One medium banana will provide around 12% of your daily needs of folate (2010 independent analysis), an important B vitamin during pregnancy. Eating enough folate during pregnancy protects the baby from spinal malformations such as spina bifida (9 p 248). The banana provides more folate than any other commonly eaten fruit (12).

A medium banana also offers around 5% of your daily needs of thiamin, niacin, riboflavin and pantothenic acid. The advantage of the banana is that it is soft and easy to peel and eat, so it becomes the ideal fruit for people with arthritis or missing teeth, as well as being perfect when introducing solids to infants.
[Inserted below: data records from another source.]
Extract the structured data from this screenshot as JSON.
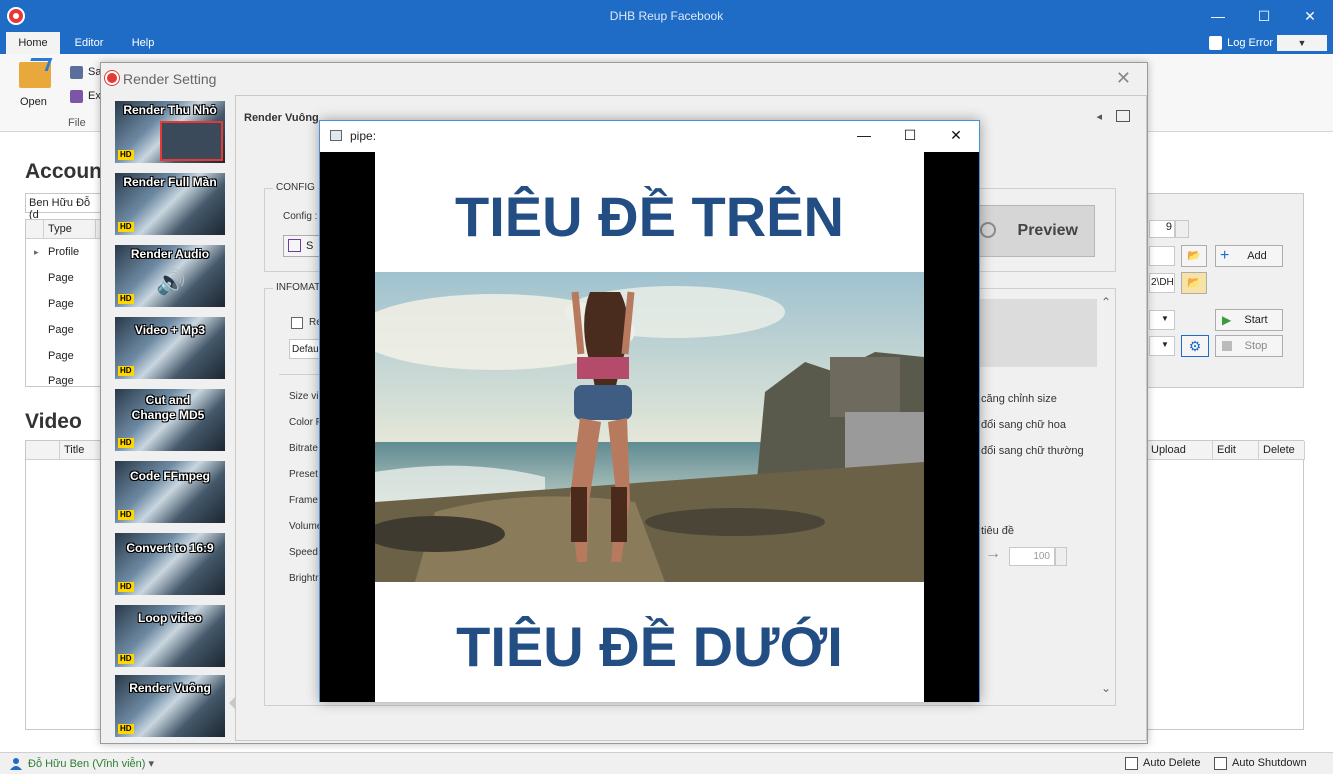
{
  "app": {
    "title": "DHB Reup Facebook"
  },
  "window_controls": {
    "minimize": "—",
    "maximize": "☐",
    "close": "✕"
  },
  "ribbon": {
    "tabs": [
      {
        "label": "Home"
      },
      {
        "label": "Editor"
      },
      {
        "label": "Help"
      }
    ],
    "log_error": "Log Error",
    "log_drop": "▼",
    "open_label": "Open",
    "save_label": "Sa",
    "export_label": "Ex",
    "file_group": "File"
  },
  "background": {
    "account_heading": "Accoun",
    "account_select": "Ben Hữu Đỗ (d",
    "account_headers": [
      "Type",
      "I"
    ],
    "account_rows": [
      "Profile",
      "Page",
      "Page",
      "Page",
      "Page",
      "Page"
    ],
    "row_marker": "▸",
    "video_heading": "Video",
    "video_headers": [
      "Title"
    ],
    "video_right_headers": [
      "Upload",
      "Edit",
      "Delete"
    ],
    "spin_value": "9",
    "path_value": "2\\DHE",
    "add_label": "Add",
    "start_label": "Start",
    "stop_label": "Stop"
  },
  "status_bar": {
    "user": "Đỗ Hữu Ben (Vĩnh viễn)",
    "user_drop": "▾",
    "auto_delete": "Auto Delete",
    "auto_shutdown": "Auto Shutdown"
  },
  "render_setting": {
    "title": "Render Setting",
    "close": "✕",
    "menu": [
      {
        "label": "Render Thu Nhỏ",
        "hd": "HD"
      },
      {
        "label": "Render Full Màn",
        "hd": "HD"
      },
      {
        "label": "Render Audio",
        "hd": "HD"
      },
      {
        "label": "Video + Mp3",
        "hd": "HD"
      },
      {
        "label": "Cut and Change MD5",
        "hd": "HD"
      },
      {
        "label": "Code FFmpeg",
        "hd": "HD"
      },
      {
        "label": "Convert to 16:9",
        "hd": "HD"
      },
      {
        "label": "Loop video",
        "hd": "HD"
      },
      {
        "label": "Render Vuông",
        "hd": "HD"
      }
    ],
    "panel_title": "Render Vuông",
    "panel_nav": "◂",
    "config_group": "CONFIG",
    "config_label": "Config :",
    "config_btn": "S",
    "info_group": "INFOMAT",
    "checkbox_label": "Re",
    "default_select": "Defau",
    "field_labels": [
      "Size vi",
      "Color F",
      "Bitrate",
      "Preset",
      "Frame",
      "Volume",
      "Speed",
      "Brightr"
    ],
    "preview_label": "Preview",
    "right_options": [
      "căng chỉnh size",
      "đổi sang chữ hoa",
      "đổi sang chữ thường"
    ],
    "title_option": "tiêu đề",
    "arrow": "→",
    "spin_value": "100",
    "scroll_up": "⌃",
    "scroll_down": "⌄"
  },
  "pipe_window": {
    "title": "pipe:",
    "top_text": "TIÊU ĐỀ TRÊN",
    "bottom_text": "TIÊU ĐỀ DƯỚI"
  },
  "colors": {
    "accent": "#1e6cc6",
    "title_text": "#234e84",
    "hd_badge": "#ffd600"
  }
}
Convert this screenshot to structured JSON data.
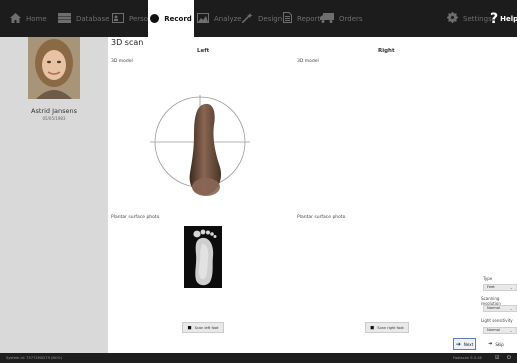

References:
  • 1. Mann J & Truswell AS. Essentials of Human Nutrition 3rd edition. Oxford University Press 2007
  • 7. Ronnenberg AG, Venners SA, Xu X, Chen C, Wang L, Guang W, Huang A, Wang X. Preconception B-vitamin and homocysteine status, conception, and early pregnancy loss. American Journal of Epidemiology 2007; 166 (3): 304-312
  • 8. Roth-Maier DA, Kettler SI, Kirchgessner M. Availability of vitamin B6 from different food sources. International Journal of Food Sciences & Nutrition 2002; 53: 171-179
  • 9. Commonwealth of Australia 2006. Nutrient Reference Values for Australia and New Zealand
  • 10. Theodoratou E, Farrington SM, Tenesa A, McNeill G, Cetnarskyj R, Barnetson RA, Porteous ME, Dunlop MG, Campbell H. Dietary vitamin B6 intake and the risk of colorectal cancer. Cancer Epidemiology Biomarkers 2008; 17 (1): 171-182
  • 11. Larrson SC, Orsini N, Wolk A. Vitamin B6 and risk of colorectal cancer. A meta-analysis of prospective studies. Journal of the American Medical Association 2010; 303 (11); 1077-1083
  • 12. NUTTAB 2010 Online Searchable Database. Food Standard Australia New Zealand